The future is already here in a lot of ways. When I was 5 years old in 1937, radio and automobiles were a novelty. Now I can go anywhere in the world with my BlackBerry Tour. Am I impressed? You bet I am. To these old eyes the future looks bright.
because the past is never what it seems. Where did the nukes go? Up in smoke when the lies sold by the nuclear industry became ALL to painfully evident at TMI. Where did Moonbase 1 go? Down the toilet with the other decent programs raided to pay for tax cuts for the well off and failed wars of conquest. In the end, the future faded because we trusted GREED to do anything other than feed itself.
quote::I don?t think anybody foresaw saw the loose ? and highly democratic ? confederation of systems of all sizes that make up our emerging world of social networking and cloud services. I would hardly describe the current vision of Google, facebook, or any form of Social networking as a loose confederation of anything. Every service these systems provide are, in fact, highly centralised. For sure they are not the huge monolithic computers of science fiction, they are instead huge data centre, made up of what is basically a PC, and located in disparate places around the globe (known only to the owners, and those who work in the data centres). But you and I, and those millions of face book users, don't have any control over any of the data we provide ... once we put it there they (Google and Facebook etc) own it, and control it, in a highly centralised way. They then Data mine it and collate it, and use it in ways we cannot be certain of, and probably wouldn't want, if we did know. In spite of what we might think the Privacy Agreement actually says. The current vision of Social networking and Cloud services is highly centralised and controlled not by the users, but by the providers, there is no loose confederation. There is, one small project that is attempting to reverse this trend, it's called Diaspora, it's a Free Open Source Software project that is attempting to place control of personal data back into the hands of those whose personal or data it is. It would be the only Social networking/Cloud Computing project to date, that is actually attempting to create the "loose Confederation" of systems you seem to think the current Social Networking/Cloud Computing paradigm is.
Ummmm ... there IS a flying car. It will set you back about 100 G and can't be flown above 10 feet without a pilot's license.
the computing menace. if Chinese, or other, hackers are ever successful at controlling large networks of unsuspecting personal computers, especially the one's in cars and other transportation systems, our world will get very ugly very fast. :) .

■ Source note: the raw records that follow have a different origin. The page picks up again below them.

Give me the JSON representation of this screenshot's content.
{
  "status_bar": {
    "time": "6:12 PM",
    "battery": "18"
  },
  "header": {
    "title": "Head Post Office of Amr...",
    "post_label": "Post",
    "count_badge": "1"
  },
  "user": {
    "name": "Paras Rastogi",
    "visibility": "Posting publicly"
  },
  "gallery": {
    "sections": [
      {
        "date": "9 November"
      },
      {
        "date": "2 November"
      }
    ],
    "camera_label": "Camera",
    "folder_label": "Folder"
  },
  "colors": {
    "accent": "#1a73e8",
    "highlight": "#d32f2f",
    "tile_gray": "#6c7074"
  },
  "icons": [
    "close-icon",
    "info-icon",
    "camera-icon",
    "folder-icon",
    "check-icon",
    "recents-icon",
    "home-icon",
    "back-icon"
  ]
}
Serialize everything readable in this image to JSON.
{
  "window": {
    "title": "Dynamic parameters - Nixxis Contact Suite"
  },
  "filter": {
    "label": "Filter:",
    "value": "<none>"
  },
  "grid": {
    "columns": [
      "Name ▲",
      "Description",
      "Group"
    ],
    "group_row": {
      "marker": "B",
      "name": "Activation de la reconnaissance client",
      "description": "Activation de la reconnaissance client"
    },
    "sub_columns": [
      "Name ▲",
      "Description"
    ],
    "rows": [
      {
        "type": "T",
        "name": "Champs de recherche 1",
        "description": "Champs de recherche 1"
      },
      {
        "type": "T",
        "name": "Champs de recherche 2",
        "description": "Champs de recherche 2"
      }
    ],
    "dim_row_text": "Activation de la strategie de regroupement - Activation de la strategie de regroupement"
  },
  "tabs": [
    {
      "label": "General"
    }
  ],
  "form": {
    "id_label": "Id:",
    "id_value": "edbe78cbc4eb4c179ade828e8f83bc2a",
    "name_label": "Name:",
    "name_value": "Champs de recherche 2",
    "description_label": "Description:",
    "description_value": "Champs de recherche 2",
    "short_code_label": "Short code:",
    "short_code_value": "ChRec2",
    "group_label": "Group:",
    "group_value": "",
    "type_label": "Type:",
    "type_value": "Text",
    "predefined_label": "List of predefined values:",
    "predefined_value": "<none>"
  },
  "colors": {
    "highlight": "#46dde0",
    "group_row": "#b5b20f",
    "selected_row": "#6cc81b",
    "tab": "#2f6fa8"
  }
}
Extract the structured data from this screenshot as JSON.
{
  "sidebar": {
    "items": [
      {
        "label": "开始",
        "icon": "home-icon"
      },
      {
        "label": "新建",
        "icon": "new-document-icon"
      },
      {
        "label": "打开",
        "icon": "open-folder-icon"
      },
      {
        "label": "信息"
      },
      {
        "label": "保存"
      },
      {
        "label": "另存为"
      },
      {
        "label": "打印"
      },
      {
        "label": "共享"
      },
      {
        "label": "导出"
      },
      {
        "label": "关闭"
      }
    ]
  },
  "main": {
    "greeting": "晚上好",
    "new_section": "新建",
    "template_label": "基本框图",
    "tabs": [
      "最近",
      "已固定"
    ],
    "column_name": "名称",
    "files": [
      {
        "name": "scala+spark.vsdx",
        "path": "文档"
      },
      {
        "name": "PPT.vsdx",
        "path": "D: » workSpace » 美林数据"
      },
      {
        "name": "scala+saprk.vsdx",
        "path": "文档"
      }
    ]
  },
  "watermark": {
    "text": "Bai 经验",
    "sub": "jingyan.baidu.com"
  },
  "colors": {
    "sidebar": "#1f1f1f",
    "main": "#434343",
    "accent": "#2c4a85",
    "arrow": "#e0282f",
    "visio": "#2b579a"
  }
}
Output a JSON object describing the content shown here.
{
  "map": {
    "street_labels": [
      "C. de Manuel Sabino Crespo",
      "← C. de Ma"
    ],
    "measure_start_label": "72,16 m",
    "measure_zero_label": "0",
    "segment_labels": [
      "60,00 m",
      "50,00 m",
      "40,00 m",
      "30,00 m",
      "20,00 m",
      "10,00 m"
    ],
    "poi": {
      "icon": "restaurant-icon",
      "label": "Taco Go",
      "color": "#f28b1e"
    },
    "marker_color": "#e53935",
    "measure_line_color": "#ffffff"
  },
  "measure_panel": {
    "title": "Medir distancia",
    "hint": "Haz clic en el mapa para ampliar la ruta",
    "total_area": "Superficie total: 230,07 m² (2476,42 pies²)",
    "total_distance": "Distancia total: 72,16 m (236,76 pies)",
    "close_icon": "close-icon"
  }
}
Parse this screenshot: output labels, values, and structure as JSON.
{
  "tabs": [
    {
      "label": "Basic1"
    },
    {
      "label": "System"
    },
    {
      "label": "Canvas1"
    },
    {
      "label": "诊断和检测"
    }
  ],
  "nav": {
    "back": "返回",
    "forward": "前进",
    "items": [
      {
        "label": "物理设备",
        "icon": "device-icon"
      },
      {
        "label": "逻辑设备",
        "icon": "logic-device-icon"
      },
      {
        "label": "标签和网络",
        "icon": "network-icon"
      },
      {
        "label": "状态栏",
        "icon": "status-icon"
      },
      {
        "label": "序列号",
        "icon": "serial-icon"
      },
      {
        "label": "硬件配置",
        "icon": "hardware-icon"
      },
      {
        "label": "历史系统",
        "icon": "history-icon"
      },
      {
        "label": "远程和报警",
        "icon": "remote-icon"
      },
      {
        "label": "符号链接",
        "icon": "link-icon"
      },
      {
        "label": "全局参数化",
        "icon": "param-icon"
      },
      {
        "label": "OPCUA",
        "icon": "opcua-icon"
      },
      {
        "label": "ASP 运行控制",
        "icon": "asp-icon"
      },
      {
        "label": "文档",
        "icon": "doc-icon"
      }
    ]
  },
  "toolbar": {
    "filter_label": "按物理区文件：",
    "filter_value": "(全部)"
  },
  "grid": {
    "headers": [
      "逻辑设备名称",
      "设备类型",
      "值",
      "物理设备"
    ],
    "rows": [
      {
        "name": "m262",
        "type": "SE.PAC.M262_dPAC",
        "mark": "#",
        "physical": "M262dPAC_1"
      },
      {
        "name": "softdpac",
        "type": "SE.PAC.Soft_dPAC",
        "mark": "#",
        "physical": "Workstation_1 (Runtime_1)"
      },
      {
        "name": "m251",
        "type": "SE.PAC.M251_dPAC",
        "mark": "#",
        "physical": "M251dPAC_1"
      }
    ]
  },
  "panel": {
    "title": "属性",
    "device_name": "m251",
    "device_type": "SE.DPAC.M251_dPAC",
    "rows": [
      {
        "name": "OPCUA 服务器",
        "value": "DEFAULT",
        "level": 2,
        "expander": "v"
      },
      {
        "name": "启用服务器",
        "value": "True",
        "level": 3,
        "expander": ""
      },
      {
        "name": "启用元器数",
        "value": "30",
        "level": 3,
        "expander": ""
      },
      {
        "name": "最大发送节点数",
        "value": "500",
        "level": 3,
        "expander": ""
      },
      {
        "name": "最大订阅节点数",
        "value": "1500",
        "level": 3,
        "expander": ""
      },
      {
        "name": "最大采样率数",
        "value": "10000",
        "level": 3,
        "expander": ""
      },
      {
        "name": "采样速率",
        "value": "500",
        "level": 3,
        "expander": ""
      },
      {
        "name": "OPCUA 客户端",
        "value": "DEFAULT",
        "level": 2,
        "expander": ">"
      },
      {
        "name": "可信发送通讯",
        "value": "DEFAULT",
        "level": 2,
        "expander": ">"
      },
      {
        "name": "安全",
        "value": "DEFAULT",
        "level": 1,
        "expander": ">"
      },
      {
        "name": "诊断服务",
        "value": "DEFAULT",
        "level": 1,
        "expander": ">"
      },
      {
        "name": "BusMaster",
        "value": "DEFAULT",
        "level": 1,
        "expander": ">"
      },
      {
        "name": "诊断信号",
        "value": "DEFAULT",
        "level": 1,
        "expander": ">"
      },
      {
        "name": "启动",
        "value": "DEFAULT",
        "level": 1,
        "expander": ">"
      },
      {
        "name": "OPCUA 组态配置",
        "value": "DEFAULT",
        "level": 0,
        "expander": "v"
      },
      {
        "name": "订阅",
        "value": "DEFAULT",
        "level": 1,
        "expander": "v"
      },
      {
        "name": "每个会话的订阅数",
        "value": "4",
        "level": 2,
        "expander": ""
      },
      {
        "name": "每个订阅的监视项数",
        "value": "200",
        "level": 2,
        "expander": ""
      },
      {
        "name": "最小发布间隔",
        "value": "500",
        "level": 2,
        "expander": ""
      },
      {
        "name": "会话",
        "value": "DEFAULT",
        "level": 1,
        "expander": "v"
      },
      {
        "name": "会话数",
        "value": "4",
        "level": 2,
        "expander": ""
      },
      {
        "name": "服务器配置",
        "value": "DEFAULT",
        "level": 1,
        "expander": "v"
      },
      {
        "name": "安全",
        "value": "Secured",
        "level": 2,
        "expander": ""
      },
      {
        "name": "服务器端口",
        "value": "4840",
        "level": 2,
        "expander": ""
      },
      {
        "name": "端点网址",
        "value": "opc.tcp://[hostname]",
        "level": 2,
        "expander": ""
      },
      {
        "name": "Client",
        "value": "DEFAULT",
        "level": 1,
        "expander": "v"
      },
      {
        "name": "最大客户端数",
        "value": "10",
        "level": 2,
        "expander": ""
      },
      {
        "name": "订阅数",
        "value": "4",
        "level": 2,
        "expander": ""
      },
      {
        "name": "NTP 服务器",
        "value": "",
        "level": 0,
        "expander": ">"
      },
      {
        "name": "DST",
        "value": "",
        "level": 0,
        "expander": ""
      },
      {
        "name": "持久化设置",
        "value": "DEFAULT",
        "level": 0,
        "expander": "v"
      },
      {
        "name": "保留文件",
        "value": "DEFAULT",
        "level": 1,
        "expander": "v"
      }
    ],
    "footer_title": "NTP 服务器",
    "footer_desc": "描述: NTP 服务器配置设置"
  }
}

Until, as and when, as in IF a new form of energy production or energy storage or anti-gravity becomes possible, flying cars have no serious place for the vast majority of people. It takes a HUGE amount of energy for flying compared to driving on the ground. They would use too much energy and cause a vast increase in heat emitted into the atmosphere and so would not be practical for everyday folk!
How about the nuclear powered trains? The nuke in every basement for free unlimited power? I suspect paranoid schizophrenia.